▶ _Task instructions_
Give the entries again exactly, every one of them.

-------- Raw data

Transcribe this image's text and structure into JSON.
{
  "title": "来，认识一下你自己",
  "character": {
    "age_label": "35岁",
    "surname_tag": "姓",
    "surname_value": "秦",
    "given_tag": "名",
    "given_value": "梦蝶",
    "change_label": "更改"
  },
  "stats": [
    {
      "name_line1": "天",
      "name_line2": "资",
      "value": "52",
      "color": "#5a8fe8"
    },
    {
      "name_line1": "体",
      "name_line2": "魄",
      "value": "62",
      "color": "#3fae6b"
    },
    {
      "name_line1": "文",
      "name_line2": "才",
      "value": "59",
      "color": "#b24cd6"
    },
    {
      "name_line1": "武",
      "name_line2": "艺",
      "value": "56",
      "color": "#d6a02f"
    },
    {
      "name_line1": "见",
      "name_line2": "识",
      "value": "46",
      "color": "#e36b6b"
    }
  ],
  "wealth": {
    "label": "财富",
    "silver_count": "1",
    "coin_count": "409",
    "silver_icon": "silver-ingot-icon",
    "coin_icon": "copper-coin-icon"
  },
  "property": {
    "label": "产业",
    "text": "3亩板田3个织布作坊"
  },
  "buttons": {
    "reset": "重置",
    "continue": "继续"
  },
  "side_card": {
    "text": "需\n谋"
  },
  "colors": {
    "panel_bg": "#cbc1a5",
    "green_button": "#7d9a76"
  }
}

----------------

▶ _Answer for the task_
Transcribe this image's text and structure into JSON.
{
  "title": "来，认识一下你自己",
  "character": {
    "age_label": "35岁",
    "surname_tag": "姓",
    "surname_value": "秦",
    "given_tag": "名",
    "given_value": "梦蝶",
    "change_label": "更改"
  },
  "stats": [
    {
      "name_line1": "天",
      "name_line2": "资",
      "value": "52",
      "color": "#5a8fe8"
    },
    {
      "name_line1": "体",
      "name_line2": "魄",
      "value": "62",
      "color": "#3fae6b"
    },
    {
      "name_line1": "文",
      "name_line2": "才",
      "value": "59",
      "color": "#b24cd6"
    },
    {
      "name_line1": "武",
      "name_line2": "艺",
      "value": "56",
      "color": "#d6a02f"
    },
    {
      "name_line1": "见",
      "name_line2": "识",
      "value": "46",
      "color": "#e36b6b"
    }
  ],
  "wealth": {
    "label": "财富",
    "silver_count": "1",
    "coin_count": "409",
    "silver_icon": "silver-ingot-icon",
    "coin_icon": "copper-coin-icon"
  },
  "property": {
    "label": "产业",
    "text": "3亩板田3个织布作坊"
  },
  "buttons": {
    "reset": "重置",
    "continue": "继续"
  },
  "side_card": {
    "text": "需\n谋"
  },
  "colors": {
    "panel_bg": "#cbc1a5",
    "green_button": "#7d9a76"
  }
}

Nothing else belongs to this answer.